Background and purpose: This study compares the outcomes of patients with pathological (p) T3N0 rectal cancer treated with surgery alone (S), surgery and radiation (SR) or surgery, radiation and chemotherapy (SRC), in a population based setting. Materials: Three hundred and seven patients with operable, macroscopically resected pT3N0 rectal cancer referred to the BC Cancer Agency between 2000 and 2004 were segregated by treatment type: S (n = 65), SR (n = 97) and SRC (n = 145). Patient characteristics, 5-year locoregional recurrence (LRR) and disease-specific survival (DSS) were compared between treatment cohorts. Results: Median age differed significantly between S, SR and SRC patient cohorts: 76, 72 and 64 years respectively. Five-year LRR differed by treatment group, with 29% for S, 6.3% for SR and 3.84% for SRC patients. DSS was superior in SRC compared to S patients (hazard ratio = 0.31 [0.17, 0.60]). Co-morbidities and patient preference were most common reasons for omission of radiation. Conclusions: Unselected patients with pT3N0 rectal cancer not treated with peri-operative radiation experience a high rate of LRR and reduced DSS in comparison to patients treated with bimodality and trimodality therapies. Advanced age is significantly associated with omission of therapy in patients with early stage rectal cancer. © 2012 Elsevier Ireland Ltd. All rights reserved.
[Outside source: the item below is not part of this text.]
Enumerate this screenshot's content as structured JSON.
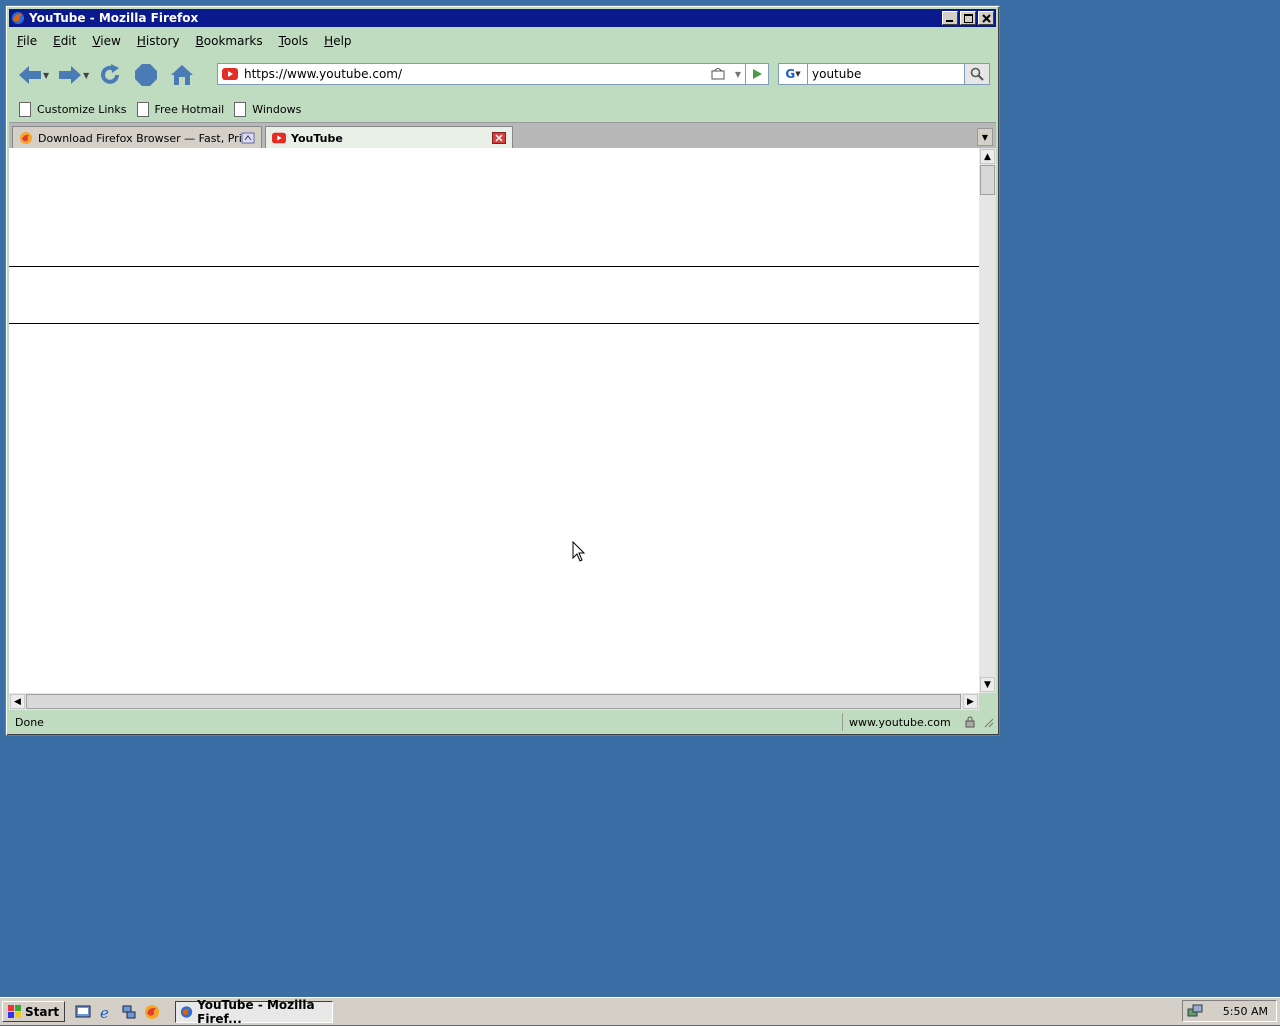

PubMed | The Ottawa Hospital Cancer Center, British Columbia Cancer Agency, McGill University, Atlantic Clinical Cancer Research Unit and 13 more.
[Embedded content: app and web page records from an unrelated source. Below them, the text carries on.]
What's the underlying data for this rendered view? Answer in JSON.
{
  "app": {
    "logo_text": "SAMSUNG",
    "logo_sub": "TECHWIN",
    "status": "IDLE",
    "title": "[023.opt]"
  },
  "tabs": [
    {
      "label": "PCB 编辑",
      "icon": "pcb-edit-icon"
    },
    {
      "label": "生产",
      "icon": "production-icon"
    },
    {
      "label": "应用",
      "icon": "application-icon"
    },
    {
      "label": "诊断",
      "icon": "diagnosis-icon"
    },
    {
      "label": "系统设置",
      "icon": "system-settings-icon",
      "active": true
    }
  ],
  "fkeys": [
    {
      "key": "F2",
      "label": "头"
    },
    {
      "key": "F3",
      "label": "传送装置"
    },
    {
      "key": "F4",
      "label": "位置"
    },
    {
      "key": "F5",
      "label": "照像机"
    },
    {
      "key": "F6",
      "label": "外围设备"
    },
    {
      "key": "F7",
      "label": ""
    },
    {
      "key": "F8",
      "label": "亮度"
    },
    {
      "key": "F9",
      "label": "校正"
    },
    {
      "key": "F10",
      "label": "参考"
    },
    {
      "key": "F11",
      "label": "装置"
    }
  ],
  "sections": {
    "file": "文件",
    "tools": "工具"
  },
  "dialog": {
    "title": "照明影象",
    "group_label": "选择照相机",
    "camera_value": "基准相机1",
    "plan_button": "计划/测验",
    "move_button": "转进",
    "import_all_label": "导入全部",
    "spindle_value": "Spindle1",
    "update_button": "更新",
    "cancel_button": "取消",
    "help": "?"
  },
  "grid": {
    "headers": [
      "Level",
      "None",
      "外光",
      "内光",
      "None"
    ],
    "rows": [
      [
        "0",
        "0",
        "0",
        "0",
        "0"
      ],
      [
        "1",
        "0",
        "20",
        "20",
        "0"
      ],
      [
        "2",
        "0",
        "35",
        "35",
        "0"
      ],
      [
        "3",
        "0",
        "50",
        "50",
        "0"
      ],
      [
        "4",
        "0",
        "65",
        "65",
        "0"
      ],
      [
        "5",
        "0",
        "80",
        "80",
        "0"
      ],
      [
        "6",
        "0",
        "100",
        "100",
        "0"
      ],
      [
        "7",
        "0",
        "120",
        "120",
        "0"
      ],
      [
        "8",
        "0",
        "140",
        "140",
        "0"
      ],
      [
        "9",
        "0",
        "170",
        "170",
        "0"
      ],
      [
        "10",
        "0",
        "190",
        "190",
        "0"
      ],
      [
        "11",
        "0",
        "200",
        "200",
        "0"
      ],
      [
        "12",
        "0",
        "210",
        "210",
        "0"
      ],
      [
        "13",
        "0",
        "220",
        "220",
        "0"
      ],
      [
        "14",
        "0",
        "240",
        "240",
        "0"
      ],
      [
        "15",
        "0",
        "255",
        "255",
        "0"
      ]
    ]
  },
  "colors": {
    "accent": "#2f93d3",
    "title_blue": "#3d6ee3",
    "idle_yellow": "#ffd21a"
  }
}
Type: Journal Article | Journal: Annals of oncology : official journal of the European Society for Medical Oncology | Year: 2016
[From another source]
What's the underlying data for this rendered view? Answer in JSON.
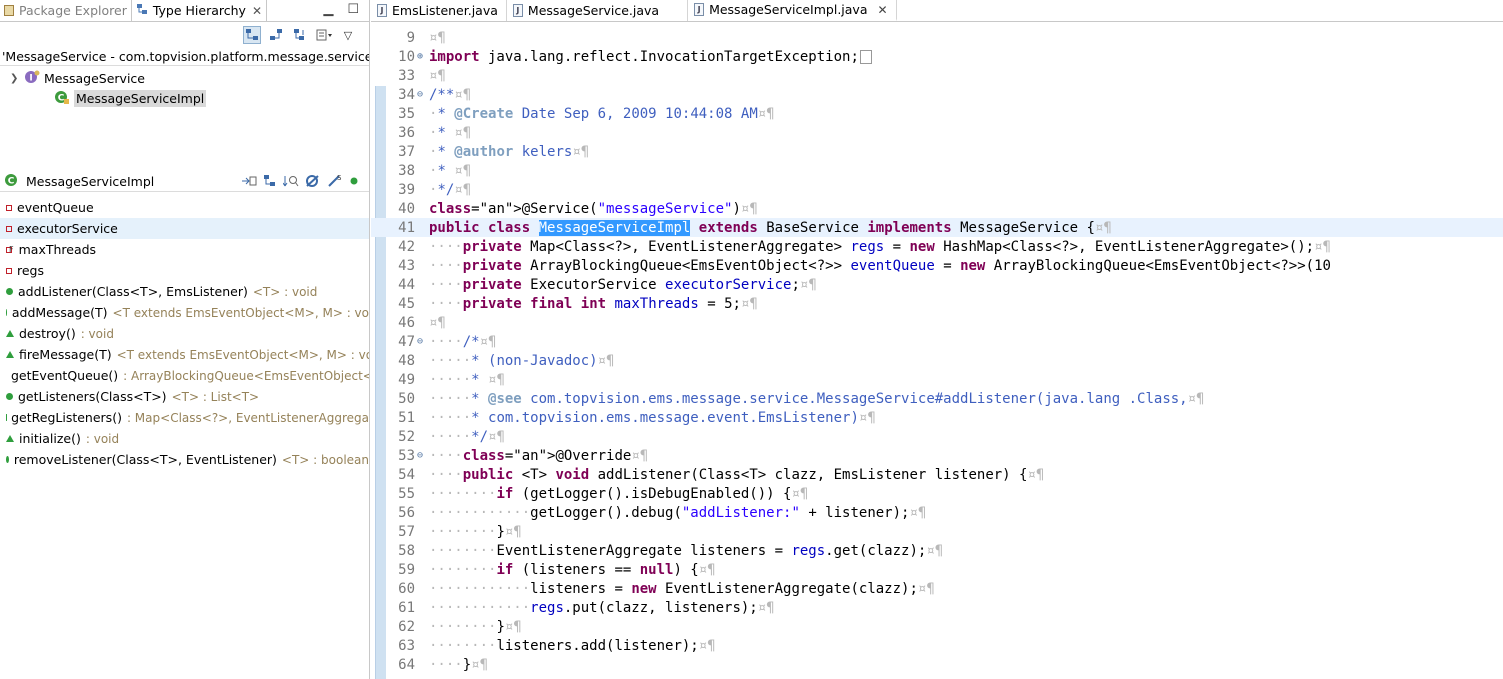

Icrucumab and ramucirumab are recombinant human IgG1 monoclonal antibodies that bind VEGF receptors 1 and 2 (VEGFR-1 and -2), respectively. This randomized phase II study evaluated the antitumor activity and safety of icrucumab and ramucirumab each in combination with mFOLFOX-6 in patients with metastatic colorectal cancer after disease progression on first-line therapy with a fluoropyrimidine and irinotecan.Eligible patients were randomly assigned to receive mFOLFOX-6 alone (mFOLFOX-6) or in combination with ramucirumab 8 mg/kg IV (RAM+mFOLFOX-6) or icrucumab 15 mg/kg IV (ICR+mFOLFOX-6) every 2 weeks. Randomization was stratified by prior bevacizumab therapy. The primary end point was progression-free survival (PFS). Secondary end points included overall survival (OS), tumor response, safety, and PK.In total, 158 patients were randomized, but only 153 received treatment (49 on mFOLFOX-6, 52 on RAM+mFOLFOX-6, and 52 on ICR+mFOLFOX-6). Median PFS was 18.4 weeks on mFOLFOX-6, 21.4 weeks on RAM+mFOLFOX-6, and 15.9 weeks on ICR+mFOLFOX-6 (RAM+mFOLFOX-6 versus mFOLFOX-6, stratified hazard ratio [HR] 1.116 [95% CI 0.713-1.745], P = 0.623; ICR+mFOLFOX-6 versus mFOLFOX-6, stratified HR 1.603 [95% CI 1.011-2.543], P = 0.044). Median survival was 53.6 weeks on mFOLFOX-6, 41.7 weeks on RAM+mFOLFOX-6, and 42.0 weeks on ICR+mFOLFOX-6. The most frequent adverse events reported on the ramucirumab arm (RAM+mFOLFOX-6) were fatigue, nausea, and peripheral sensory neuropathy; those on the icrucumab arm (ICR+mFOLFOX-6) were fatigue, diarrhea, and peripheral sensory neuropathy. Grade 3 serious adverse events occurred at comparable frequency across arms.In this study population, combining ramucirumab or icrucumab with mFOLFOX-6 did not achieve the predetermined improvement in PFS.NCT01111604.